SciELO - Scientific Electronic Library Online

vol.57 issue4On the tobacco use and tobacco poisoning in Mexico and Europe author indexsubject indexsearch form
Home Pagealphabetic serial listing  

Services on Demand




Related links

  • Have no similar articlesSimilars in SciELO


Revista de investigación clínica

Print version ISSN 0034-8376


MONTANO-LOZA, Aldo  and  MEZA-JUNCO, Judith. Pathogenesis of portal hypertension. Rev. invest. clín. [online]. 2005, vol.57, n.4, pp.596-607. ISSN 0034-8376.

It is now well established that portal hypertension is not a purely mechanical phenomenon. Primary hemodynamic alterations develop in the hepatic and systemic circulatory systems; these alterations in combination with mechanical factors contribute to the development of portal hypertension. In the hepatic circulation, these hemodynamic alterations are characterized by vasoconstriction and impaired hepatic vasodilatory responses, whereas in the systemic circulation, particularly in the splanchnic bed, vessels are hyperemic with increased flow. Thus, an increase in intrahepatic resistance in conjunction with increased portal venous inflow, mediated through splanchnic dilation, contributes to the development of portal hypertension. The ensuing development of elevated flow and transmural pressure through collateral vessels from the hypertensive portal vasculature into the lower pressure systemic venous circulation accounts for many of the complications, such as bleeding esophageal varices, observed with portal hypertension. The importance of the primary vascular origin of portal hypertension is emphasized by the utility of current therapies aimed at reversing these hemodynamic alterations, such as nitrates, which reduce portal pressure through direct intrahepatic vasodilatation, and fi blockers and octreotide, which reduce splanchnic vasodilatation and portal venous inflow. New evidence concerning relevant molecular mechanisms of contractile signaling pathways in hepatic stellate cells and the complex regulatory pathways of vasoactive molecules in liver endothelial cells makes a better understanding of these processes essential for developing further experimental therapies for portal hypertension. This article examines the current concepts relating to cellular mechanism that underlie the hemodynamic alterations that characterize and account for the development of portal hypertension.

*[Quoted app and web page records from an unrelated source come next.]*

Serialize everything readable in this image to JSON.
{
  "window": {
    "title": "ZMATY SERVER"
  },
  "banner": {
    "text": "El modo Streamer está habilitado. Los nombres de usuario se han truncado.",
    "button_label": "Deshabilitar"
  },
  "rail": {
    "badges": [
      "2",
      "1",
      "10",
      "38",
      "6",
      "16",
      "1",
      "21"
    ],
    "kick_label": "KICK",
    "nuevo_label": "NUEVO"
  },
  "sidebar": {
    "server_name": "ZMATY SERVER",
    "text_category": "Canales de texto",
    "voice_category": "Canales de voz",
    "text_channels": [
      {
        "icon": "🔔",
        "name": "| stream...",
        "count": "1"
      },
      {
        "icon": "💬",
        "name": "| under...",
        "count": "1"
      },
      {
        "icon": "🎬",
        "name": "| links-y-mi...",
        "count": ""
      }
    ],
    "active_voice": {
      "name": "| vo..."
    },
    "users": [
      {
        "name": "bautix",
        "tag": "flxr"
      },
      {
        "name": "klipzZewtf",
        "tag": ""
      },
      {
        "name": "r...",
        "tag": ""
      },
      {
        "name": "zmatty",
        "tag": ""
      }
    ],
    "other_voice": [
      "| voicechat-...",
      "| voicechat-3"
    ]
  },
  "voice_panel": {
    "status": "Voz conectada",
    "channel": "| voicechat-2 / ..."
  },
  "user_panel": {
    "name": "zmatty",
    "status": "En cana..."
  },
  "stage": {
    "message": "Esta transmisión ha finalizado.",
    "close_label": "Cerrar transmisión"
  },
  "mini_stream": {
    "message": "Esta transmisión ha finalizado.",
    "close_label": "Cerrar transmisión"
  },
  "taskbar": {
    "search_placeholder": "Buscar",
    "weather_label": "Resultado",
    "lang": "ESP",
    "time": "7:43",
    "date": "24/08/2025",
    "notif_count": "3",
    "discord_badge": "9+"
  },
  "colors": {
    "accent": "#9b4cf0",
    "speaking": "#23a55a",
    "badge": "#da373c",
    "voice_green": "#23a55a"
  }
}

Keywords : Portal hypertension; Hyperdynamic circulation; Hepatic and systemic circulatory systems; Hepatic venous pressure gradient.

        · abstract in Spanish     · text in Spanish     · Spanish ( pdf )


Creative Commons License All the contents of this journal, except where otherwise noted, is licensed under a Creative Commons Attribution License